Why Progressives Win From Drug Bill

Emma joins in disputing the idea that the Medicare bill is anything good for progressives, citing the popular E.J. Dionne essay a lot of folks are linking to. She sees the loss on the bill as being "about kicking the prone body of the Democrats in the head."

Folks are making a mistake when they equate losing a fight-- which the Dems inevitably will at the moment given their lack of majorities in Congress-- with getting rolled.

As I've argued, I actually think passage of the bill is good for progressives, both on policy and politics.

In fact, Democrats may have gotten the best of all worlds, registering their opposition to a bad bill while being in position to gain politically and on policy from its passage.

On policy, we now have the principle that drugs should be covered just like every other kind of health care under Medicare. Now, the question is how generous the benefit should be, which is a winning terrain for progressives. It's a lot easier to expand coverage in an existing program than create a whole new entitlement-- a fact that conservatives generally recognize and which is making most of the rightwing apoplectic as they see Bush and the GOP push through this plan for short-term political gain. As for the "privatization" aspects, I just don't think a few pilot projects and such are as threatening as most critics make out.

And the very cost of the drugs will put pressure on Congress to actually pass drug cost controls as a deficit fighting measure. Emphasize the last point-- without the drug bill, cost controls on drug manufacturers was just "anti-business regulation." With $400 billion in government spending at stake, suddenly drug price controls is a way to cut government spending, another good terrain for progressives to advocate against drug company profits.

As for the politics, passing a shitty bill is worse for the GOP than if the Dems had defeated it. If the Dems had defeated it, Bush could have said, "Well, I tried to fulfill my promise to give seniors a drug benefit, but the obstructionist Dems stopped me." Now, Bush has full responsibility for the details of the bill and seniors won't be happy. They'll recognize that the trillions of dollars in tax cuts meant they only had this pathetic benefit available.

Here you have a benefit directed for seniors and a large chunk of them in polls say they don't like the bill. When a large number of the beneficiaries don't like the bill, can you imagine how that will translate to the rest of the population who knows they are being screwed to subsidize drug company profits?

Between agribusiness pork barrel, the attempted energy bill, military boondoggles, and this drug company bonanza, the Dems now have a devastating theme of GOP corporate corruption and fiscal irresponsibility. Even as the benefits of their programs for average taxpayers, farmers and seniors are minimal, they have dished out trillions of dollars to their corporate allies-- busting the budget and driving debt for our children through the proverbial roof.

This bill is a win for the GOP? With rightwing conservatives and progressive health groups united (if for differing reasons) in condemning it? With the AARP on the run from its own members, with the organization feeling pressure to help "fix" the bill in the coming year-- no doubt in support of Democratic criticisms of its limitations?

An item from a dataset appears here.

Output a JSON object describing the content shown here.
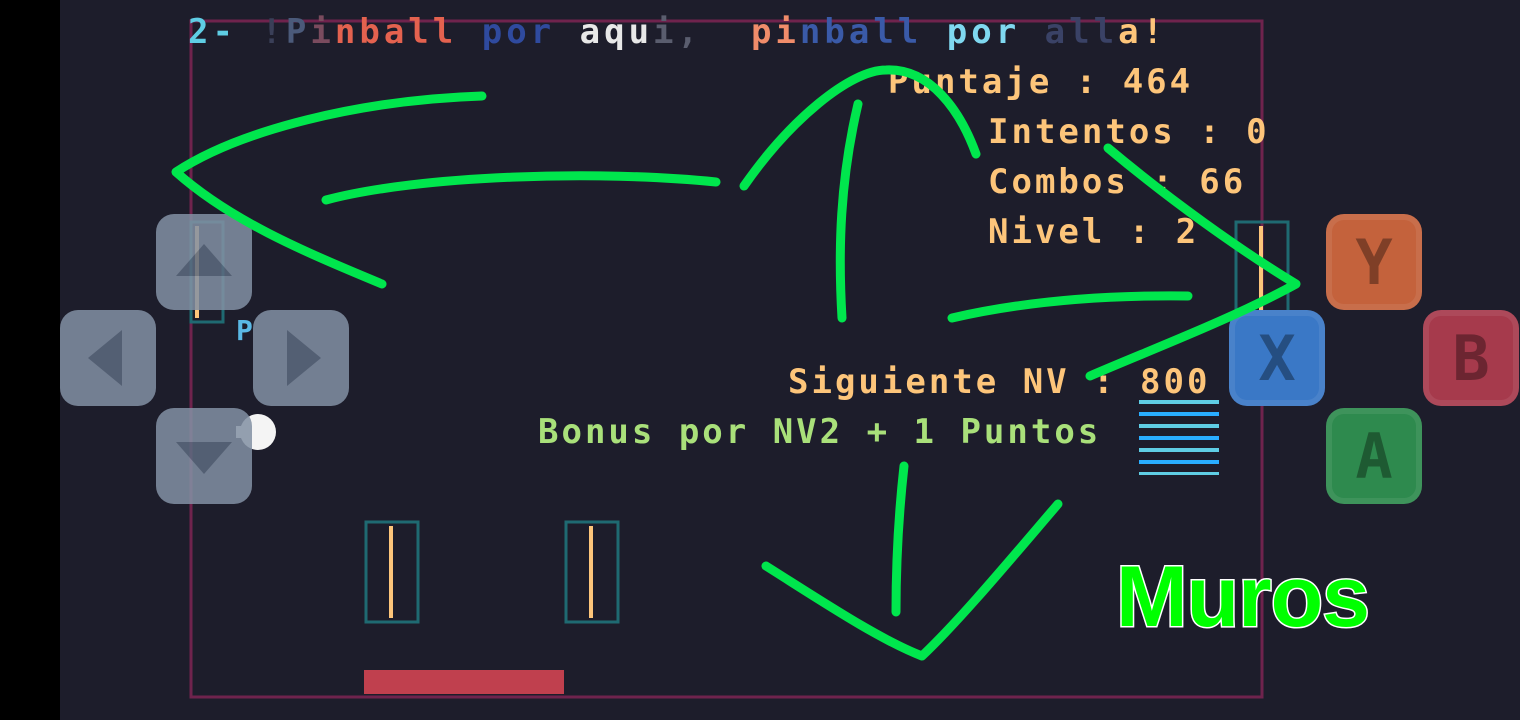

A defeat would have been passage without progressive criticisms registering with the public. But on that score, we did well and the Democratic message seems to have registered strongly with the public-- see this analysis by LiberalOasis.

So be of good cheer this Thanksgiving!

Update: Emma responds again with her "grim and hopeless" view of the downside of the bill.

Posted by Nathan at November 26, 2003 12:16 PM